* _INSTRUCTIONS FOR THE TASK_:
Go through the data below and gather each line containing "title".

Top of RAW DATA

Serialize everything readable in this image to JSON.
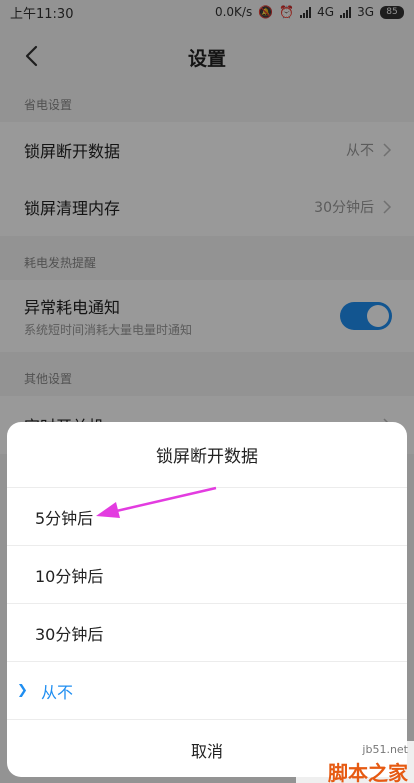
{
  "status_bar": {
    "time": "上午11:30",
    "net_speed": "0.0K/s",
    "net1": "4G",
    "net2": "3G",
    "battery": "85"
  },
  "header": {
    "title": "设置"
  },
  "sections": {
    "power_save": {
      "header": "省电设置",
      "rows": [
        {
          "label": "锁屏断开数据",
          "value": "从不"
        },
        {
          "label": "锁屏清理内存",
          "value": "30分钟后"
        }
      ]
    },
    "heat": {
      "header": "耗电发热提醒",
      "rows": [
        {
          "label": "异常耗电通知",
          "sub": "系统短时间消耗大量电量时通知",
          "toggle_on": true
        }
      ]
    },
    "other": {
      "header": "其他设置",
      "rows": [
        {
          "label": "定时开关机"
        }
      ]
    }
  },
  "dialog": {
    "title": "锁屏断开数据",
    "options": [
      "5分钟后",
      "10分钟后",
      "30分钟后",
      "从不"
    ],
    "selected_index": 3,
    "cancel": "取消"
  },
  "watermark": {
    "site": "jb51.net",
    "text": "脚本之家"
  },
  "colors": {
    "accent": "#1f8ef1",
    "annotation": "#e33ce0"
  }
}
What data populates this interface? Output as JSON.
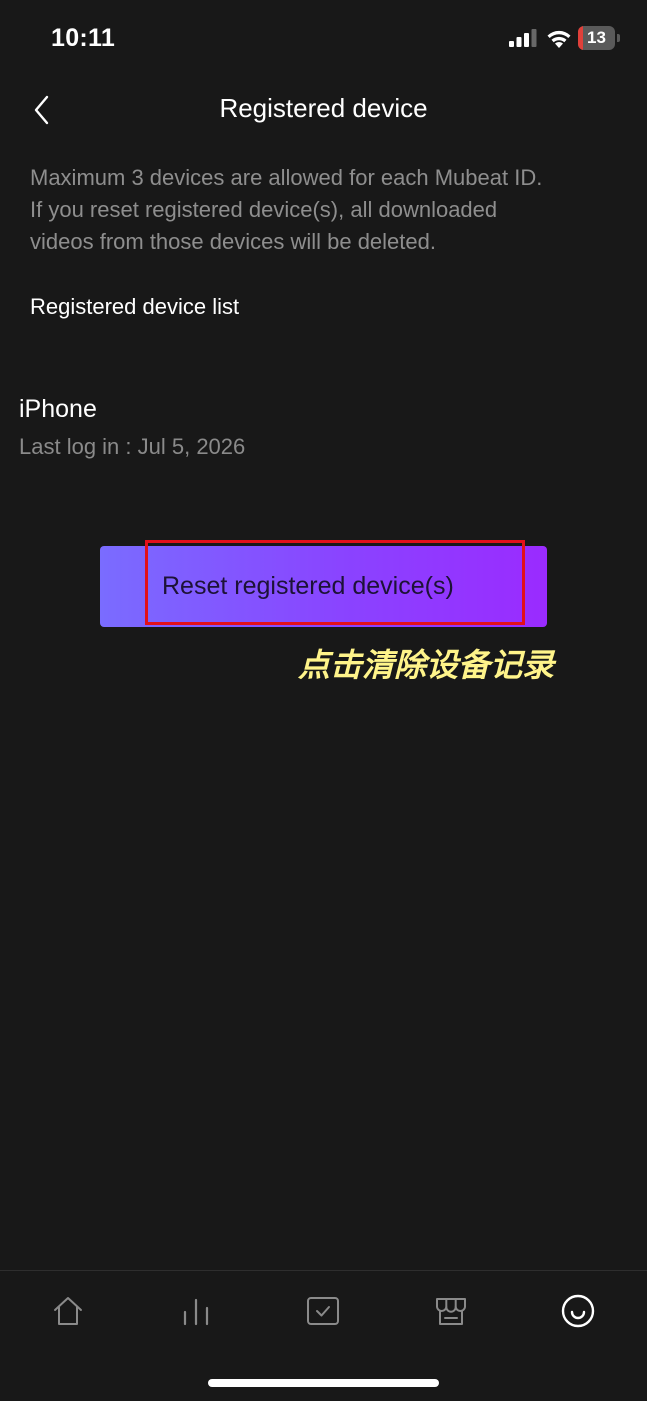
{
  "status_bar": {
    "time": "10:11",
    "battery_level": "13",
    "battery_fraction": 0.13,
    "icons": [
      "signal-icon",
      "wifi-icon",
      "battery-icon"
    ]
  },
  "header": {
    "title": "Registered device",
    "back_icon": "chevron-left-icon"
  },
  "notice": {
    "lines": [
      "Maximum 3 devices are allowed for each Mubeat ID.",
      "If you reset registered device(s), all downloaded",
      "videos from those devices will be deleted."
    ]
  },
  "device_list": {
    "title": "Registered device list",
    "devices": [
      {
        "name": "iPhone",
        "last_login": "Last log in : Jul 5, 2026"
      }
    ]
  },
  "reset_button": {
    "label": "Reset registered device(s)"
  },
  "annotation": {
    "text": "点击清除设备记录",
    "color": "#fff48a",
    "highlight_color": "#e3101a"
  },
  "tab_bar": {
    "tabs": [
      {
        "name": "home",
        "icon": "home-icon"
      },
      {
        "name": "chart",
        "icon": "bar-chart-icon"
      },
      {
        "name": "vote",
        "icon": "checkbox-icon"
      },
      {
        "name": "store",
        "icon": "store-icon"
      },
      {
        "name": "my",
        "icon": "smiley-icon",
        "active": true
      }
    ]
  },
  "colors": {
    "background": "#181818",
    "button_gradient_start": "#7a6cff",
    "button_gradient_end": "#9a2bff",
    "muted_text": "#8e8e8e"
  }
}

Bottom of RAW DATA

* _RESULT_:
    "title": "设置"
    "title": "锁屏断开数据",
    "title": "Registered device",
    "title": "Registered device list",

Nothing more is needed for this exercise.